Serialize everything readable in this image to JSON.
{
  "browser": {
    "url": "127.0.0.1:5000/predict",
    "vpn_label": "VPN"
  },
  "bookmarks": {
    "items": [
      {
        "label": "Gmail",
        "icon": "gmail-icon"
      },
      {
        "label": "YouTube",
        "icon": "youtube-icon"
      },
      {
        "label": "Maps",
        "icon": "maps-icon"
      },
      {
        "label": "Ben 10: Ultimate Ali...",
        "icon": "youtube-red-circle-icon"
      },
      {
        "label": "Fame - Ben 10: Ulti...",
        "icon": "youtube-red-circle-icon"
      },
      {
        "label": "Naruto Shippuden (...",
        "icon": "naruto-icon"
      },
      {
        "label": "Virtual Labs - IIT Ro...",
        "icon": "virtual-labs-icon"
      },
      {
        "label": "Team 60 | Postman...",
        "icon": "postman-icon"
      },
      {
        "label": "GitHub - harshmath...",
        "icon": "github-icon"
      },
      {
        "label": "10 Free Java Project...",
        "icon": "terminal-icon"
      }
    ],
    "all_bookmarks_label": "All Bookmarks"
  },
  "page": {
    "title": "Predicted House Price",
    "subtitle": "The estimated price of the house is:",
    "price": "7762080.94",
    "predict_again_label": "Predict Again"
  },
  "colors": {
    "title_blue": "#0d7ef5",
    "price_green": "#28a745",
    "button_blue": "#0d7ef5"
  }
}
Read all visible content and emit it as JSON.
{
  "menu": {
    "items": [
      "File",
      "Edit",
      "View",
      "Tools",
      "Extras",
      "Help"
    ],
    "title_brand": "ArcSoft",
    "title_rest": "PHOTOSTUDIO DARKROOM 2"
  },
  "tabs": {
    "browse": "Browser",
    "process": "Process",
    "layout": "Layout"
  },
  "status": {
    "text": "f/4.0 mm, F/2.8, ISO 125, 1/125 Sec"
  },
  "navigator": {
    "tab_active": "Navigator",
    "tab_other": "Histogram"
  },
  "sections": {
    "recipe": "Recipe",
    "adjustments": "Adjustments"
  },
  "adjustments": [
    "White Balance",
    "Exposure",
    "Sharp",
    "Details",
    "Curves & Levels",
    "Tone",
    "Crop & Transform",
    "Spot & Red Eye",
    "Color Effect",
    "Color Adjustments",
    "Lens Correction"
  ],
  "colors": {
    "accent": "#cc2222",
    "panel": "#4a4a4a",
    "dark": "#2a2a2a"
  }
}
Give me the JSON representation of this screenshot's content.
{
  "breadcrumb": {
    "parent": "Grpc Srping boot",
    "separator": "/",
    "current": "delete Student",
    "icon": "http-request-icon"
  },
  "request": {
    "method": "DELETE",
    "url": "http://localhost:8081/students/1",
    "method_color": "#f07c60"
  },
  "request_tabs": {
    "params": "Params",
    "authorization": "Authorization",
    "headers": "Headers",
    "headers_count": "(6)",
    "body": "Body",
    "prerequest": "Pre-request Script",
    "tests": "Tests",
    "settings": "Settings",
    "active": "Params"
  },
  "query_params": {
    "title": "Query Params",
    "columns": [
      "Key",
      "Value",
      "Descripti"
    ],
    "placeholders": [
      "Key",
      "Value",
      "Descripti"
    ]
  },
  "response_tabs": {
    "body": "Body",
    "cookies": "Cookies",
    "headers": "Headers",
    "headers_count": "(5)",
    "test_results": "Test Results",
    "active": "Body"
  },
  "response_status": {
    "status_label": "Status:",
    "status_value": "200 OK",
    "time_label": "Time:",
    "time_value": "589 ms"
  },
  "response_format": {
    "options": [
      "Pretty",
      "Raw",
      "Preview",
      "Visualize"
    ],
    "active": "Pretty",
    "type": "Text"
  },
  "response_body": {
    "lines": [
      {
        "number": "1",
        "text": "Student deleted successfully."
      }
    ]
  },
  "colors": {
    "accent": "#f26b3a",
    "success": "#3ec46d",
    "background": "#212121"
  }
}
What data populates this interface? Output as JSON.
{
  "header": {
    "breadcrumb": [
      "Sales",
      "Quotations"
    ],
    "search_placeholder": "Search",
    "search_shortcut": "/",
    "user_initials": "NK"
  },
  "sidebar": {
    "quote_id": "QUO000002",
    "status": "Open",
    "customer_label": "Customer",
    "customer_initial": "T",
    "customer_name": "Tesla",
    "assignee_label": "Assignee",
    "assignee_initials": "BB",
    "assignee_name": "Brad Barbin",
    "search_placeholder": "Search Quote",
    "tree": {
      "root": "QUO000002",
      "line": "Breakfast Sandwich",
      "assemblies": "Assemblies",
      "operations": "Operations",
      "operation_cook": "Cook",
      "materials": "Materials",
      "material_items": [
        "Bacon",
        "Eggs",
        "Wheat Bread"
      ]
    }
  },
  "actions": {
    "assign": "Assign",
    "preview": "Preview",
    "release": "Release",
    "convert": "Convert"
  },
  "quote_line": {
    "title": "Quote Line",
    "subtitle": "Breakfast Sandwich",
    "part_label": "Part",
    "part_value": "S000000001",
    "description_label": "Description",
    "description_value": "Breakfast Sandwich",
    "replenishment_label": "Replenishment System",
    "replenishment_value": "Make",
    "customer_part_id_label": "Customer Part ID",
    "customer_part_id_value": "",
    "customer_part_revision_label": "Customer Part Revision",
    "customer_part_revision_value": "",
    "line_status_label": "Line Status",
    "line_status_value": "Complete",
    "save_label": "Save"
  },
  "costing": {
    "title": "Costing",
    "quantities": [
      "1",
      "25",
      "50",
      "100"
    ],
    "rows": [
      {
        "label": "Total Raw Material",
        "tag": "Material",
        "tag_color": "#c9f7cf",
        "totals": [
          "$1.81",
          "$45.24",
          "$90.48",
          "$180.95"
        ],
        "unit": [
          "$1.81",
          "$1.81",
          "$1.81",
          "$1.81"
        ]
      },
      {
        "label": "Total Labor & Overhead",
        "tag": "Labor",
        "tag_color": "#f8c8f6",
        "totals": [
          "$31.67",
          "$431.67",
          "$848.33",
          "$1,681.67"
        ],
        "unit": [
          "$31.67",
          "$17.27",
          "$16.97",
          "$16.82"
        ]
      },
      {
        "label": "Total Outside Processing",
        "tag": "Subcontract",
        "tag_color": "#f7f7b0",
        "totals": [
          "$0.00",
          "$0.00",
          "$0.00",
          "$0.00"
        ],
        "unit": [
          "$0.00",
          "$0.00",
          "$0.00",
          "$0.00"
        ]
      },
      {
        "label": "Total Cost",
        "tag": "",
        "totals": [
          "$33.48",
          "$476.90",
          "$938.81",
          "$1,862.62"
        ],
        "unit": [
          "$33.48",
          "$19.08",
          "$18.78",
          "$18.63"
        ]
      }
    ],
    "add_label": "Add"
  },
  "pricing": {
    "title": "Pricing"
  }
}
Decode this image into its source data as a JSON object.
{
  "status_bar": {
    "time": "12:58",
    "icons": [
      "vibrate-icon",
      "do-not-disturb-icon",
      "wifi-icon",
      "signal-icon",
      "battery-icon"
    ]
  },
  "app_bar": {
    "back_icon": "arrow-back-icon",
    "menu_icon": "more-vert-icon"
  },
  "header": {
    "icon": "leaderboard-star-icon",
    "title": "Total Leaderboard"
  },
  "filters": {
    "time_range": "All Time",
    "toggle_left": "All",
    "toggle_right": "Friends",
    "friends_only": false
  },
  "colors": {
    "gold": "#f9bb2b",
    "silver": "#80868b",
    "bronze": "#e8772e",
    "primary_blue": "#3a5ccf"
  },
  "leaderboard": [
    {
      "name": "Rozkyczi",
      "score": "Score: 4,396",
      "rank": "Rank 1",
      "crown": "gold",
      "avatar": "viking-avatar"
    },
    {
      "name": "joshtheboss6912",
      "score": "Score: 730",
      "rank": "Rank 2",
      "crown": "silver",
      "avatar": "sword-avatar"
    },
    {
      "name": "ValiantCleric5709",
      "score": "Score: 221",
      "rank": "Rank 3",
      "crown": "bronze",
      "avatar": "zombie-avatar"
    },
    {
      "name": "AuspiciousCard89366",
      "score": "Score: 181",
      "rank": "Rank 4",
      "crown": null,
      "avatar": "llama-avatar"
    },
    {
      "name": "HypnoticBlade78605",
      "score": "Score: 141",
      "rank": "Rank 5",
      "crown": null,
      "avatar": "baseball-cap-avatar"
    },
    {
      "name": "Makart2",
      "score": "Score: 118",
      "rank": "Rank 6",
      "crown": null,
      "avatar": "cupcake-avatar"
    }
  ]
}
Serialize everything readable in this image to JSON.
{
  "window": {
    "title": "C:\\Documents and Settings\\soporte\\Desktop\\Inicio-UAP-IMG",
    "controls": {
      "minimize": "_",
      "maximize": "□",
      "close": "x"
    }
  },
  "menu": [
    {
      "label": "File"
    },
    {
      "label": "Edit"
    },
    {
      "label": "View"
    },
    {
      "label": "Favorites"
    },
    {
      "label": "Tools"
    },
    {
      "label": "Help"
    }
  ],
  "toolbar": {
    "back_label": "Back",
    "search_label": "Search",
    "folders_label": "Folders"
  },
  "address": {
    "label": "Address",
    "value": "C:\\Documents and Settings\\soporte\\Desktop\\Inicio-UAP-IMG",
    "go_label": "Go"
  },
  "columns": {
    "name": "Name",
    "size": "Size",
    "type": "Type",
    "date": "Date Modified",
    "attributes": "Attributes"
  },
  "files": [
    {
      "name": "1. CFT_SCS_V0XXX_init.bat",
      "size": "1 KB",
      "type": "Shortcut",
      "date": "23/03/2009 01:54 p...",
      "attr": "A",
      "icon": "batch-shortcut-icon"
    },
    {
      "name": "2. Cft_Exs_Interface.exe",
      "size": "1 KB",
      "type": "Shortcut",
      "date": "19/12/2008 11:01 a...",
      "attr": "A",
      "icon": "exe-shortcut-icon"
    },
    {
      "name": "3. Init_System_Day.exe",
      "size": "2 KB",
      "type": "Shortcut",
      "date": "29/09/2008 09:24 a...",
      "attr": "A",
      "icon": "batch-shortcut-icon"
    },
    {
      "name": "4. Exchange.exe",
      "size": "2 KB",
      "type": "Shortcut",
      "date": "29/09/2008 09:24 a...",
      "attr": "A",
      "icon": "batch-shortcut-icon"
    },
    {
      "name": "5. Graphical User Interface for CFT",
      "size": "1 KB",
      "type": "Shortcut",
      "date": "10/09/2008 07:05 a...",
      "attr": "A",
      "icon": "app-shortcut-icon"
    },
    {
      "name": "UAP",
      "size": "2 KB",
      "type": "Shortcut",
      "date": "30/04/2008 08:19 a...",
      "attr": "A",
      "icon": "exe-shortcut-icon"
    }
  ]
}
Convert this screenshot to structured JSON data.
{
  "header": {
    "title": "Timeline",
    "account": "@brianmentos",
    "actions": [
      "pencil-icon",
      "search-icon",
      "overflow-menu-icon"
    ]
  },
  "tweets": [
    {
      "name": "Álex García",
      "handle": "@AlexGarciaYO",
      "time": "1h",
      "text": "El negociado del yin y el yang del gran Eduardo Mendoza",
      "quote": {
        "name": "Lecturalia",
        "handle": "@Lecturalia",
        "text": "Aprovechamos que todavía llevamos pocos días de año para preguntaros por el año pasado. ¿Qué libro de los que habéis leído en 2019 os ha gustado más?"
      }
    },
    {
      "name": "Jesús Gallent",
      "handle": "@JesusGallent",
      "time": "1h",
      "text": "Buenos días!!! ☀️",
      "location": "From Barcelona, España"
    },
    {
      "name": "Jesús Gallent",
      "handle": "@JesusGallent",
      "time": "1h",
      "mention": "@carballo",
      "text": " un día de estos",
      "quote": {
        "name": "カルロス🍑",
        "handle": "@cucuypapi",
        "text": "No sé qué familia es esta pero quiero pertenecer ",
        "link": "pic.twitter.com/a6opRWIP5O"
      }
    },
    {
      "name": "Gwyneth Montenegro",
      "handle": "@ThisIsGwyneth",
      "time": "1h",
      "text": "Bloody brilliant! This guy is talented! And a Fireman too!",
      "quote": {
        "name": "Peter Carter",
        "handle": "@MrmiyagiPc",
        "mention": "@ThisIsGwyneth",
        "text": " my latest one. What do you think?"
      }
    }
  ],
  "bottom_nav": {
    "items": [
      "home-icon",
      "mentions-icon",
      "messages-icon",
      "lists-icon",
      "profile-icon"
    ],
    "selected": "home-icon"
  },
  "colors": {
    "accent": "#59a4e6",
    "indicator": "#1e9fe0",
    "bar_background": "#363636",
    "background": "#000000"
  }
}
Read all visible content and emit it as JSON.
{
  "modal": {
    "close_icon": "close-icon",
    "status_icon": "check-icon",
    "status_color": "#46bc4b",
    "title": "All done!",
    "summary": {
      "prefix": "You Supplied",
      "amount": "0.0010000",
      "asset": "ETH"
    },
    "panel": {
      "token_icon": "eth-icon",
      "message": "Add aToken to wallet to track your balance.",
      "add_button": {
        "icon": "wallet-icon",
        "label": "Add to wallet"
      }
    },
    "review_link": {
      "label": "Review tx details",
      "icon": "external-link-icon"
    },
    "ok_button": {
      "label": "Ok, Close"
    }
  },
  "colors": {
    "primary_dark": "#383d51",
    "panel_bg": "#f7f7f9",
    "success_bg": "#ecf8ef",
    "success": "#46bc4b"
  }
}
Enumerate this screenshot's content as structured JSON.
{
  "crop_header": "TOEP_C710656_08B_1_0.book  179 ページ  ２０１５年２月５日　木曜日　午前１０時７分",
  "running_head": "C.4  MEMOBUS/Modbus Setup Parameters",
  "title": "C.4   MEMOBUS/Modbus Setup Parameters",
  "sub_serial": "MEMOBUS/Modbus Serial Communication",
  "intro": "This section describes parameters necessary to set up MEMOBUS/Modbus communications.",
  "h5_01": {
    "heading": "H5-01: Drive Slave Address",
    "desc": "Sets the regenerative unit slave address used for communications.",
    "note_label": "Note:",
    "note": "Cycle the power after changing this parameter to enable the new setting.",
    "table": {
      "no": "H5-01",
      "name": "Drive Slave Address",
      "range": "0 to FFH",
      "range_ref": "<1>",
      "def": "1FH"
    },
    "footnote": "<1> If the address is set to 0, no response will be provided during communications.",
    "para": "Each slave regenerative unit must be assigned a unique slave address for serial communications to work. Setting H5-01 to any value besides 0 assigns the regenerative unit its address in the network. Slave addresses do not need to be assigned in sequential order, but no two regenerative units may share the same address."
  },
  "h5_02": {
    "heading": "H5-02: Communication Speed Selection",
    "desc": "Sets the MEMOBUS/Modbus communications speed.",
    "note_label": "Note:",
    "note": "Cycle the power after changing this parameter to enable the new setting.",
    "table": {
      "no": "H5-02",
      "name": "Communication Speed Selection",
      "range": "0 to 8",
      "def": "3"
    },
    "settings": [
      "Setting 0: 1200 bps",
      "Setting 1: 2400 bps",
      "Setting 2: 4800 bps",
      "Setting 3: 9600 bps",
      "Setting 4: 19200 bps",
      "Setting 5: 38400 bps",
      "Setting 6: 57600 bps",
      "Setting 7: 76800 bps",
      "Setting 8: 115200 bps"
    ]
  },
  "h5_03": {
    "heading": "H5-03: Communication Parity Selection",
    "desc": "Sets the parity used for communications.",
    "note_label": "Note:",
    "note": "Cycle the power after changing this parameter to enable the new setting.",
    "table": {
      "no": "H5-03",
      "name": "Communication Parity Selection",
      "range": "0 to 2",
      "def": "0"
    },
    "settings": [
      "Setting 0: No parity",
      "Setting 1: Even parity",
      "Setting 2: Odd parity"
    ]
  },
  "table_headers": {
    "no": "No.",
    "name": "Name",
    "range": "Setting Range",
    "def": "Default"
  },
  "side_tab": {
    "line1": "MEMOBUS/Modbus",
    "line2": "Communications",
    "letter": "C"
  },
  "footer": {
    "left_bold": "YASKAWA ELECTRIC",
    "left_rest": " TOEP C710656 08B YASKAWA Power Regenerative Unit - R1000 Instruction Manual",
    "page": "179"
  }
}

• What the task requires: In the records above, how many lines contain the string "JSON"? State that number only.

• Result of this task: 9